Roy Halladay, Vladimir Guerrero Highlight Canadian Baseball Hall of Fame Class of 2017

Next stop: Cooperstown.

by Kyle Cantlon
Feb 2 2017, 6:06pm

Photo by Reuters

It isn't quite Cooperstown, but two of the best baseball players to ever grace Canadian soil are headed to the Hall of Fame.

Former Montreal Expos slugger Vladimir Guerrero and all-time great Toronto Blue Jays pitcher Roy Halladay are among those who will be inducted into the Canadian Baseball Hall of Fame this summer. Guerrero and Halladay highlight the 2017 class that was announced Thursday, and will join Ray Carter, Doug Hudlin and the 2015 men's Pan Am championship-winning team for the induction ceremony June 24 in St. Marys, Ontario.

The Canadian Baseball Hall of Fame is likely the first pit stop before Cooperstown for both Guerrero and Halladay. Guerrero barely missed election this year—receiving 71.7 percent support of the required 75—but is highly likely to get in over the next couple years. Halladay, meanwhile, will be on the ballot for the first time in 2019, and it shouldn't take him very long to be enshrined, either.

READ MORE: The Other Baseball Hall of Fame
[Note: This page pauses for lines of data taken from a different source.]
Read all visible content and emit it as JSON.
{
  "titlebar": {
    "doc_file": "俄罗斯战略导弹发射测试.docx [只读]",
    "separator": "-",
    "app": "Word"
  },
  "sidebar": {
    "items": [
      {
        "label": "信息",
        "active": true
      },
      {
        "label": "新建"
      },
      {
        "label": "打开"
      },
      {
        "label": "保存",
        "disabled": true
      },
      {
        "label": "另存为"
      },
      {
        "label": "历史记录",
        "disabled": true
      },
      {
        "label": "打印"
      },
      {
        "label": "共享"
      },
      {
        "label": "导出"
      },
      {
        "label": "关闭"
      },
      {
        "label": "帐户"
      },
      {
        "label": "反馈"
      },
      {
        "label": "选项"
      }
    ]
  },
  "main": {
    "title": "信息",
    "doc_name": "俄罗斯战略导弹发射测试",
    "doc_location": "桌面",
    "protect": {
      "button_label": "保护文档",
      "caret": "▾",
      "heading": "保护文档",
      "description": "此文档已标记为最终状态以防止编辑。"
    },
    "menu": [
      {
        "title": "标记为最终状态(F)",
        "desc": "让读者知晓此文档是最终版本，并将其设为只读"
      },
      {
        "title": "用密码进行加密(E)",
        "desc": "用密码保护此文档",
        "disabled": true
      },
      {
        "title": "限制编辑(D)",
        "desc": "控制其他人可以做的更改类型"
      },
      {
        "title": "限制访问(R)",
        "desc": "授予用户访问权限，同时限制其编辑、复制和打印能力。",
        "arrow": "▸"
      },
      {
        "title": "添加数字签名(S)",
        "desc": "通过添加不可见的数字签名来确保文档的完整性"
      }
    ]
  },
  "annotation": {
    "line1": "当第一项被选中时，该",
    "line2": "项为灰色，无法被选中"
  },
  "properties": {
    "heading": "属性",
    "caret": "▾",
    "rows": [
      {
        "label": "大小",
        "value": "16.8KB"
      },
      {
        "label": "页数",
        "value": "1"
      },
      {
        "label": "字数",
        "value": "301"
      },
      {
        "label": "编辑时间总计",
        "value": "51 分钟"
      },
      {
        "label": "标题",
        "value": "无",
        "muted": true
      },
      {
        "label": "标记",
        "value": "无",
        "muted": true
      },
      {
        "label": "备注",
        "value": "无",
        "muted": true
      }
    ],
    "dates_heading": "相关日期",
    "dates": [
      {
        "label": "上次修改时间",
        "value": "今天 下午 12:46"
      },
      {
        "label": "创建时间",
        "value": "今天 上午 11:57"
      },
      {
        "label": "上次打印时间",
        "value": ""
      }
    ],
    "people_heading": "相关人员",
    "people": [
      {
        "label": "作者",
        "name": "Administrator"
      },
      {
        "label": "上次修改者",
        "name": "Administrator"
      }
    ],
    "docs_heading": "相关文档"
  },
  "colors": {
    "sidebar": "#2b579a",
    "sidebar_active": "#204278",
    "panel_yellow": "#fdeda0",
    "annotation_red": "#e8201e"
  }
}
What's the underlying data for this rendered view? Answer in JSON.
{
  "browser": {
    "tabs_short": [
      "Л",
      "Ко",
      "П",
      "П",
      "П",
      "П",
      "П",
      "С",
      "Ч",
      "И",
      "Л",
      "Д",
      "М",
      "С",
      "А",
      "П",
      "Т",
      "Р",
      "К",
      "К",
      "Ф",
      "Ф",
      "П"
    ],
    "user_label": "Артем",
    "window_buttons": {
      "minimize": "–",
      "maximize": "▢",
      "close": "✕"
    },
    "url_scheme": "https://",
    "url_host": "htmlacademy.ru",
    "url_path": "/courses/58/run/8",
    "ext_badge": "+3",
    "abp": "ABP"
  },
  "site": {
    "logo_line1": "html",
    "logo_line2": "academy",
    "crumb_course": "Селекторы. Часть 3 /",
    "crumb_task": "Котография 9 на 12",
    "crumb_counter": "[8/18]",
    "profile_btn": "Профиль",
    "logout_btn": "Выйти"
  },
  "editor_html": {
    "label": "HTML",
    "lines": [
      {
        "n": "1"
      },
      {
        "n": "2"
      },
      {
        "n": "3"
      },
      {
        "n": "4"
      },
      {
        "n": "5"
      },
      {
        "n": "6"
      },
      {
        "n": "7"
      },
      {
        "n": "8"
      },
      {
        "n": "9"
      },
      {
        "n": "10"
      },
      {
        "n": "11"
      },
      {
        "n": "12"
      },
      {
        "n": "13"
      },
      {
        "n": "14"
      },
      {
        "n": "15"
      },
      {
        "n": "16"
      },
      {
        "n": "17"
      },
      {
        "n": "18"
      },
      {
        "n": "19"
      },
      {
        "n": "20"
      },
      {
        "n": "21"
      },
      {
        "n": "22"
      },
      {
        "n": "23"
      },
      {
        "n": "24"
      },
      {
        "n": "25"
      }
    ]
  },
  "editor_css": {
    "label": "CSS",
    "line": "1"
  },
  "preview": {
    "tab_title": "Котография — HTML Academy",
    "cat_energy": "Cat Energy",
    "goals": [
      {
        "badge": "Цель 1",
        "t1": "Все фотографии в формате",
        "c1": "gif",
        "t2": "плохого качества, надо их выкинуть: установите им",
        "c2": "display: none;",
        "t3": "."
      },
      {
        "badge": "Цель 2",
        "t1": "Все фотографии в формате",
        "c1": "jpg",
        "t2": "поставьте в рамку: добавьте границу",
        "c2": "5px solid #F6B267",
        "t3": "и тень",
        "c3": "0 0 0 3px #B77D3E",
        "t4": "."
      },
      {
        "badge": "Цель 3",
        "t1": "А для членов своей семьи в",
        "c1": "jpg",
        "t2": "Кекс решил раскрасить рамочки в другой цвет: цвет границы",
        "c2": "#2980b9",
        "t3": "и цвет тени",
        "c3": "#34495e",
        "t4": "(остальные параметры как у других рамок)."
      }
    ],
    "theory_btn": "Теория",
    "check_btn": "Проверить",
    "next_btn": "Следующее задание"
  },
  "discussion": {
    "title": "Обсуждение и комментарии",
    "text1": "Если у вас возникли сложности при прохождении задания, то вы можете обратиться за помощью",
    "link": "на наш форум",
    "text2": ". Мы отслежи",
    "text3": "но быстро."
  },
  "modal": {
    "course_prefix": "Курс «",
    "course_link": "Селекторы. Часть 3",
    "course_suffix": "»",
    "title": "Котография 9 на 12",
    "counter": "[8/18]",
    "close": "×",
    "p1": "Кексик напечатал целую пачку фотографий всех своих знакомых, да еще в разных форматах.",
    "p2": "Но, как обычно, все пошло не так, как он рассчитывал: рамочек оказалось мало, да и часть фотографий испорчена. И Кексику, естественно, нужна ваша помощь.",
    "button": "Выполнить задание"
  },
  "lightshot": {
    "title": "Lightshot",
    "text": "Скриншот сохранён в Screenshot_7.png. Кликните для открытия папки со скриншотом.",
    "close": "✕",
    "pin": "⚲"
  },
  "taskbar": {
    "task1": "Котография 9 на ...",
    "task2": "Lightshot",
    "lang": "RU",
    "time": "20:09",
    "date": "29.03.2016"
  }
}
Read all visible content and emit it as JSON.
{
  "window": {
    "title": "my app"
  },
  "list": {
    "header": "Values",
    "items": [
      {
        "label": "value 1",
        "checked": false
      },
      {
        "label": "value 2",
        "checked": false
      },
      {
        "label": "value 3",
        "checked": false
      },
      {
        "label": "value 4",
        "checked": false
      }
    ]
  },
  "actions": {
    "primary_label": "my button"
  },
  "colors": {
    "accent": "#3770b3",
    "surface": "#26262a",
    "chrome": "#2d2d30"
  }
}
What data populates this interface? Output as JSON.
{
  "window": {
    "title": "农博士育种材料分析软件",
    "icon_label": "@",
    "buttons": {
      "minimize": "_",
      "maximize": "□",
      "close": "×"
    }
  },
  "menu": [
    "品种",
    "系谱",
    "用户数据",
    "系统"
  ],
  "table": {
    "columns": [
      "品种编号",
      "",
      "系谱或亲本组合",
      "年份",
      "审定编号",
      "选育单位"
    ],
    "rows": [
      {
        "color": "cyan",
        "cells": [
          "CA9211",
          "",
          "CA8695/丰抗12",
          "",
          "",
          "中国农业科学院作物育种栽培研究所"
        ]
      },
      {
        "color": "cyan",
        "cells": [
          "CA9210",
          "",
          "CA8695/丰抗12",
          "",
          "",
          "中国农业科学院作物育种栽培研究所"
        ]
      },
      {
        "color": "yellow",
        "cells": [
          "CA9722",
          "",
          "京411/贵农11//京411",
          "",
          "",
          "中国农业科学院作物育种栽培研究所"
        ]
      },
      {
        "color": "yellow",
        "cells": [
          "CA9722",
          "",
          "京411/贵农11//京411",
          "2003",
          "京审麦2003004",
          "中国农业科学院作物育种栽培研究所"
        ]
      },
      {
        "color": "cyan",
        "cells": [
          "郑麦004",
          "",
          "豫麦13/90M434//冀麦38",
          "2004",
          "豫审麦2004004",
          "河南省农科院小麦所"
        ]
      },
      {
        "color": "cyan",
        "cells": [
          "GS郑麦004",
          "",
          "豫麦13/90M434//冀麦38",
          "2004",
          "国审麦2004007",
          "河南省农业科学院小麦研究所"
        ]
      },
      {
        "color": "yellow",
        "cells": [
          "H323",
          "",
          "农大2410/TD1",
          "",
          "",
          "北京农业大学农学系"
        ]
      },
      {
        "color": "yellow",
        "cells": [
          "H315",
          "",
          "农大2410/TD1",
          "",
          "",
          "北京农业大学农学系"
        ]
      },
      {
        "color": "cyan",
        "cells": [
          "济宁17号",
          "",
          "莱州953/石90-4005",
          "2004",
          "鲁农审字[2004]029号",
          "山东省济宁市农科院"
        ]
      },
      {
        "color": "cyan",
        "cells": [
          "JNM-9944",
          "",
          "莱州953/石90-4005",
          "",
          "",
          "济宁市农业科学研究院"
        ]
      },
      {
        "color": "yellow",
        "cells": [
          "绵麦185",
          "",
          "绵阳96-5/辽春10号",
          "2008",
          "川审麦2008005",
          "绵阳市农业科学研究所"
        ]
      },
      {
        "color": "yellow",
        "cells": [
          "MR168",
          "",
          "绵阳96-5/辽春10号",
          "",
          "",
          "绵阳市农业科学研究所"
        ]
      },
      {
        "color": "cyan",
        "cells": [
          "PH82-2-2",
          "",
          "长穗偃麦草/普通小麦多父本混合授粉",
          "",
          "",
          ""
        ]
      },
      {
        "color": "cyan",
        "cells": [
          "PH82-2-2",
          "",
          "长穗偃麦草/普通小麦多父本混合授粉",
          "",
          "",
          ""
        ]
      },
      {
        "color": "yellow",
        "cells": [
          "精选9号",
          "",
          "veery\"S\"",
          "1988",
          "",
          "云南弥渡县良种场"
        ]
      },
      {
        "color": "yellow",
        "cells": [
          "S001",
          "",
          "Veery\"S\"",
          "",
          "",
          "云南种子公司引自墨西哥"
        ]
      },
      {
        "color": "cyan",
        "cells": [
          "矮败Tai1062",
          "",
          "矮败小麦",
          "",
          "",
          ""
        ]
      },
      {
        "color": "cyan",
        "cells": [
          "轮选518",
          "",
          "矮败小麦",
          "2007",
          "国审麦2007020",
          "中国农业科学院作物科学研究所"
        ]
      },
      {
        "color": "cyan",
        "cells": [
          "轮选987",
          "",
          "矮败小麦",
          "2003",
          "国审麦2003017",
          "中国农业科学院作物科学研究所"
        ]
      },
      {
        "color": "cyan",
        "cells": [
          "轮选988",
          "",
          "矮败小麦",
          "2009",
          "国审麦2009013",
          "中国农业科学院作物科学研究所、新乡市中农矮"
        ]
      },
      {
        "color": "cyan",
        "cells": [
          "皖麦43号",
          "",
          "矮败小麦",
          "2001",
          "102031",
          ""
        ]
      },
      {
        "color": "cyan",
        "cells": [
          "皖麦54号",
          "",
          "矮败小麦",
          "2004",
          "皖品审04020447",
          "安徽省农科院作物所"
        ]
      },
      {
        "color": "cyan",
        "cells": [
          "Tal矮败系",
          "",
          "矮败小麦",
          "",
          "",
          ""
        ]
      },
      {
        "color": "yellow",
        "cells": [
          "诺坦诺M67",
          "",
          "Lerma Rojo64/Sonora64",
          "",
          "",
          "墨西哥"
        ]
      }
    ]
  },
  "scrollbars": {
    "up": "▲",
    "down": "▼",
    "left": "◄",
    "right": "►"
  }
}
Though both were born outside of Canada—Halladay in Denver, Colorado, and Guerrero from the Dominican Republic— the two stars made massive impacts and created cult-like followings among Canadian baseball fans in the country's two biggest markets of Toronto and Montreal. Halladay, specifically, has never been shy to show his love for the city where he spent the first 12 years of his career. In 2013, Halladay re-signed with Toronto as a free agent so he could retire as a Blue Jay and made it clear last summer he wants to don a Blue Jays cap when he eventually finds his place in Cooperstown.

"Toronto has been my home away from home throughout my career and even to this day," Halladay said of his induction to the CBHOF.

Doc's love for the city of Toronto comes as no surprise as he's arguably the best hurler in franchise history and became a legend over his long tenure with the Blue Jays, despite never reaching the postseason. The eight-time All-Star posted a 148-76 record between 1998 and 2009 while amassing nearly 1,500 strikeouts with a 3.43 ERA and 1.19 WHIP over 2046 career innings with the club. He won his first of two Cy Young awards in 2003 after posting a 3.25 ERA, a career-high 22 wins while throwing an astounding 266 innings. Halladay is the all-time club leader among pitchers in WAR, per FanGraphs, and ranks near the top in nearly every significant pitching category. He went on to capture his second Cy Young in 2009 with the Phillies, where he spent the last four years of his illustrious career before retiring a Blue Jay.

Guerrero, meanwhile, was one of the best to ever wear an Expos uniform, and almost surely the most exciting. With a big bat and cannon of an arm, Guerrero was a walking highlight-reel machine.

Vladdy hit .323/.390/.588 with 234 homers—including back-to-back years of 40-plus— over his eight-year run with the Expos. He made four All-Star teams and captured three Silver Sluggers, while compiling a league-high 364 total bases in 2002 when he came fourth in NL MVP voting.

Guerrero would later earn his first and only MVP in 2003 with the Angels, his first year after leaving Montreal. He finished his career a nine-time All-Star and a beloved star on both sides of the border.

Joining Guerrero and Halladay in the 2017 CBHOF class is the 2015 men's Pan Am championship team, which captured gold on home soil in a thrilling extra-inning game against the United States that ended in dramatic fashion. It was the men's team's second consecutive Pan Am baseball gold.

Carter was the former president of Baseball Canada, while Hudlin was a long-time umpire.

The 2016 class was highlighted by former big-league pitchers Pat Hentgen and Dennis Martinez.